A sexting scandal at a Long Island high school that led to the arrest of two students and the suspension of about 20 others resulted in a showdown between parents and the school principal, who had vowed to arrest students trying to defy their suspensions Tuesday.
At least one of the suspended students attempted to attend class at Kings Park High School on Tuesday morning, but school officials called his father and told him the boy would need to be removed, Newsday reported. The father reluctantly consented and, shortly after 9 a.m., two police officers escorted the boy off the premises.
The suspensions at Kings Park High School and William T. Rogers Middle School arose from a cellphone video that allegedly spread among some students showing a sexual encounter between a 14-year-old Smithtown boy and an underage girl. That boy, along with another 14-year-old male who allegedly filmed the off-campus incident, was arrested and charged with promoting a sexual performance by a child and disseminating indecent material to minors, Newsday reported. The two boys, who are not being identified because they are minors, are set to appear in Family Court at a future date.

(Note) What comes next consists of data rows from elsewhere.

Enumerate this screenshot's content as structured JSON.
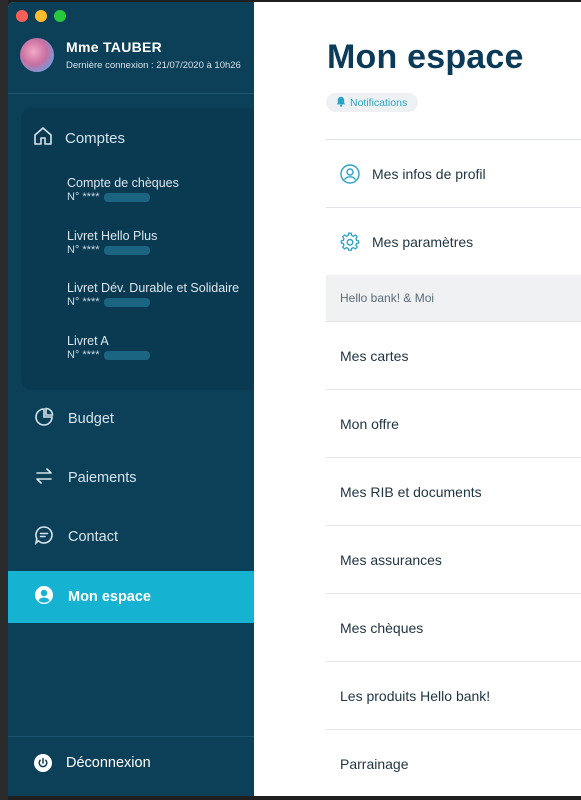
{
  "window": {
    "traffic_lights": [
      "close",
      "minimize",
      "zoom"
    ]
  },
  "profile": {
    "name": "Mme TAUBER",
    "last_login": "Dernière connexion : 21/07/2020 à 10h26"
  },
  "sidebar": {
    "accounts_label": "Comptes",
    "accounts": [
      {
        "name": "Compte de chèques",
        "number": "N° ****"
      },
      {
        "name": "Livret Hello Plus",
        "number": "N° ****"
      },
      {
        "name": "Livret Dév. Durable et Solidaire",
        "number": "N° ****"
      },
      {
        "name": "Livret A",
        "number": "N° ****"
      }
    ],
    "items": [
      {
        "label": "Budget",
        "icon": "pie-chart-icon"
      },
      {
        "label": "Paiements",
        "icon": "transfer-arrows-icon"
      },
      {
        "label": "Contact",
        "icon": "chat-bubble-icon"
      },
      {
        "label": "Mon espace",
        "icon": "user-circle-icon",
        "active": true
      }
    ],
    "logout_label": "Déconnexion"
  },
  "main": {
    "title": "Mon espace",
    "notifications_label": "Notifications",
    "profile_rows": [
      {
        "label": "Mes infos de profil",
        "icon": "user-profile-icon"
      },
      {
        "label": "Mes paramètres",
        "icon": "gear-icon"
      }
    ],
    "section_label": "Hello bank! & Moi",
    "menu_rows": [
      "Mes cartes",
      "Mon offre",
      "Mes RIB et documents",
      "Mes assurances",
      "Mes chèques",
      "Les produits Hello bank!",
      "Parrainage"
    ]
  },
  "colors": {
    "sidebar_bg": "#0c4059",
    "active_item": "#15b2d2",
    "title": "#0b3b58",
    "accent": "#2aa4c4"
  }
}
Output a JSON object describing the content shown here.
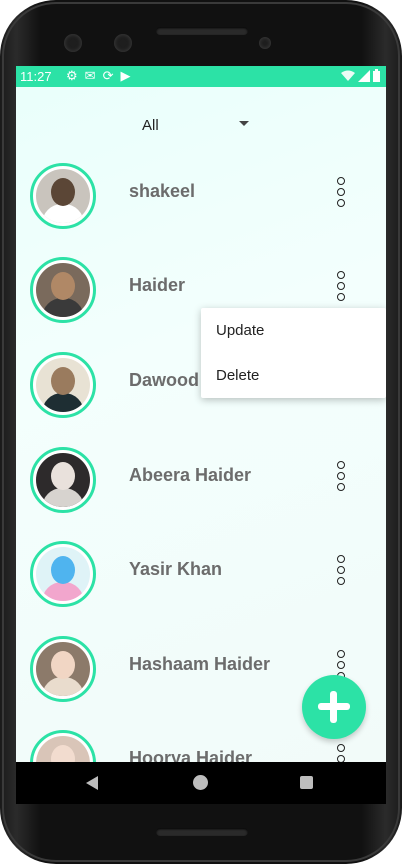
{
  "status_bar": {
    "time": "11:27",
    "left_icons": [
      "gear-icon",
      "gmail-icon",
      "sync-icon",
      "play-store-icon"
    ],
    "right_icons": [
      "wifi-icon",
      "signal-icon",
      "battery-icon"
    ]
  },
  "filter": {
    "selected": "All"
  },
  "contacts": [
    {
      "name": "shakeel",
      "avatar_colors": [
        "#c9c4bd",
        "#5b4636",
        "#ffffff"
      ]
    },
    {
      "name": "Haider",
      "avatar_colors": [
        "#7a6a5c",
        "#b08866",
        "#3a3a3a"
      ]
    },
    {
      "name": "Dawood",
      "avatar_colors": [
        "#e8e2d4",
        "#9a7b5e",
        "#1e2e33"
      ]
    },
    {
      "name": "Abeera Haider",
      "avatar_colors": [
        "#2d2a2b",
        "#e9e1dc",
        "#d7d3cf"
      ]
    },
    {
      "name": "Yasir Khan",
      "avatar_colors": [
        "#dff3f7",
        "#4fb4ef",
        "#f2a6cd"
      ]
    },
    {
      "name": "Hashaam Haider",
      "avatar_colors": [
        "#8c7a6a",
        "#f1d6c4",
        "#e9dccd"
      ]
    },
    {
      "name": "Hoorya Haider",
      "avatar_colors": [
        "#d9c5b8",
        "#f2dccf",
        "#b79d8c"
      ]
    }
  ],
  "popup_menu": {
    "items": [
      "Update",
      "Delete"
    ]
  },
  "colors": {
    "accent": "#2ce2a6",
    "name_text": "#6c6c6c"
  }
}
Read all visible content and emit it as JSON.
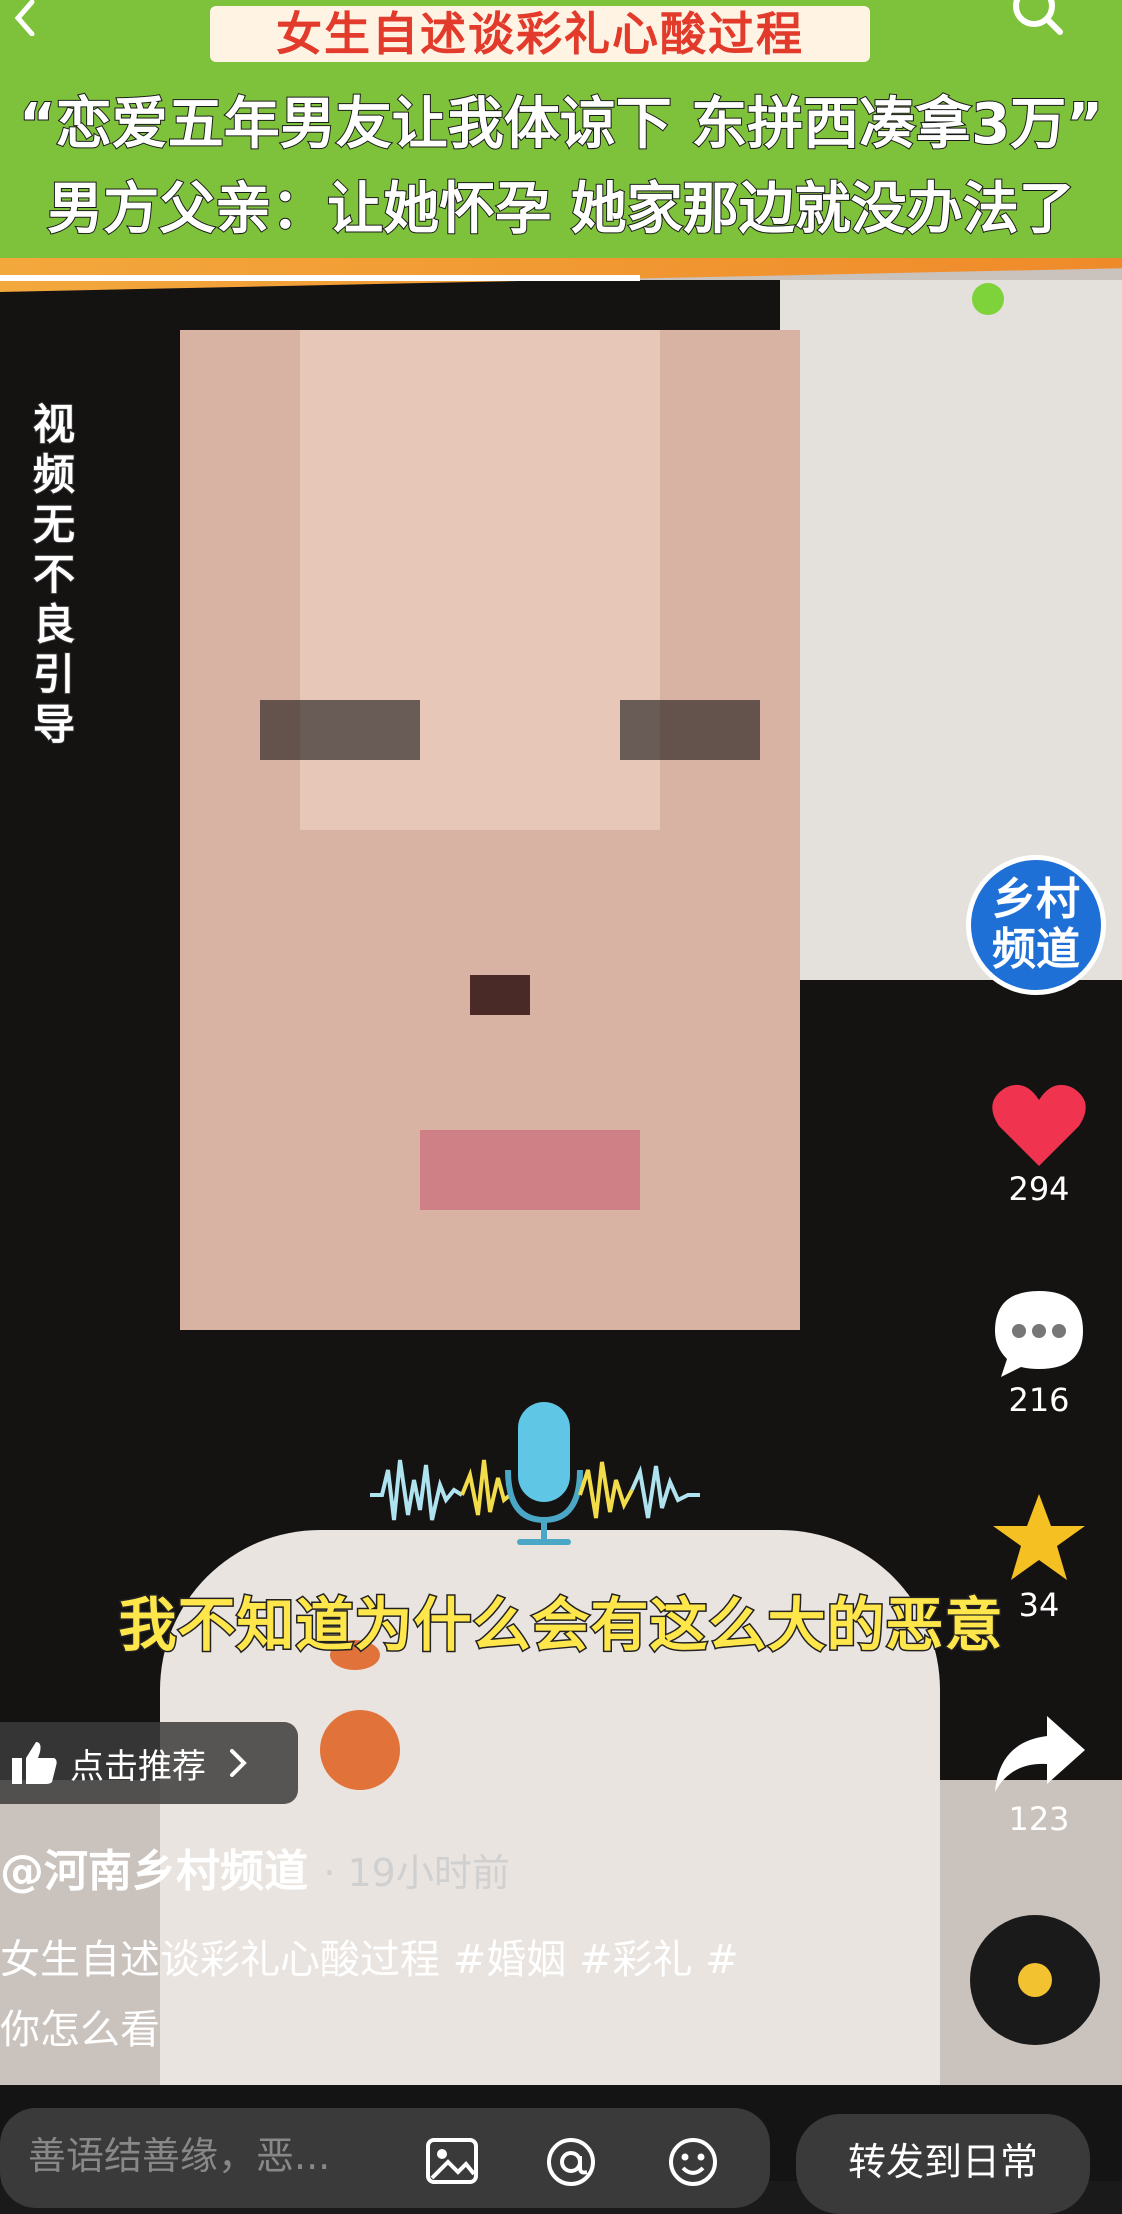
{
  "banner": {
    "title": "女生自述谈彩礼心酸过程",
    "line1": "“恋爱五年男友让我体谅下 东拼西凑拿3万”",
    "line2": "男方父亲：让她怀孕 她家那边就没办法了"
  },
  "watermark": {
    "vertical_text": "视频无不良引导"
  },
  "subtitle": "我不知道为什么会有这么大的恶意",
  "channel": {
    "avatar_line1": "乡村",
    "avatar_line2": "频道"
  },
  "actions": {
    "likes": "294",
    "comments": "216",
    "favorites": "34",
    "shares": "123"
  },
  "recommend": {
    "label": "点击推荐"
  },
  "post": {
    "author": "@河南乡村频道",
    "time": "19小时前",
    "description_line1": "女生自述谈彩礼心酸过程 #婚姻  #彩礼  #",
    "description_line2": "你怎么看"
  },
  "bottom_bar": {
    "input_placeholder": "善语结善缘，恶...",
    "forward_label": "转发到日常"
  },
  "icons": [
    "back-icon",
    "search-icon",
    "microphone-icon",
    "heart-icon",
    "comment-icon",
    "star-icon",
    "share-icon",
    "thumbs-up-icon",
    "chevron-right-icon",
    "music-disc-icon",
    "image-icon",
    "at-icon",
    "emoji-icon"
  ],
  "colors": {
    "banner_green": "#7ec23c",
    "title_red": "#e23a2b",
    "subtitle_yellow": "#ffe64b",
    "like_red": "#f0344f",
    "star_yellow": "#f5c022",
    "avatar_blue": "#1e6fd6"
  }
}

School officials investigating the episode suspended about 20 students for between one and five days; students who only possessed or saw the illicit material received less severe punishment than those who also distributed it, Kings Park Superintendent Timothy Egan said.
Distributing obscene images of minors is a felony in New York, and a spokesperson for the Suffolk County Police Department told FoxNews.com that students found to have passed along the sexting images could be arrested.
“Anyone who distributes the material will be arrested,” the spokesperson said. “The ones that were suspended, at this point, they’re not really sure if they distributed it. They may have just received it.”
Several parents of suspended children told Newsday they disagreed with the rationale for the suspension, arguing there’s no way to prevent receipt of a text message.
“I’m a little upset about it, because my son is facing suspension as an unwitting participant,” Thomas Phelan said.
Any students who attempted to defy the suspension were subject to arrest if the district requested it, a spokesperson for the Suffolk Police Department said. Police maintained a presence at the school on Tuesday morning.
“If the school wants to press charges we would have to do that,” the official said. “Our main purpose for being at the school is to keep it peaceful and safe. If the school feels someone is actually trespassing, we would have to take the report, but they would have to file the complaint first.”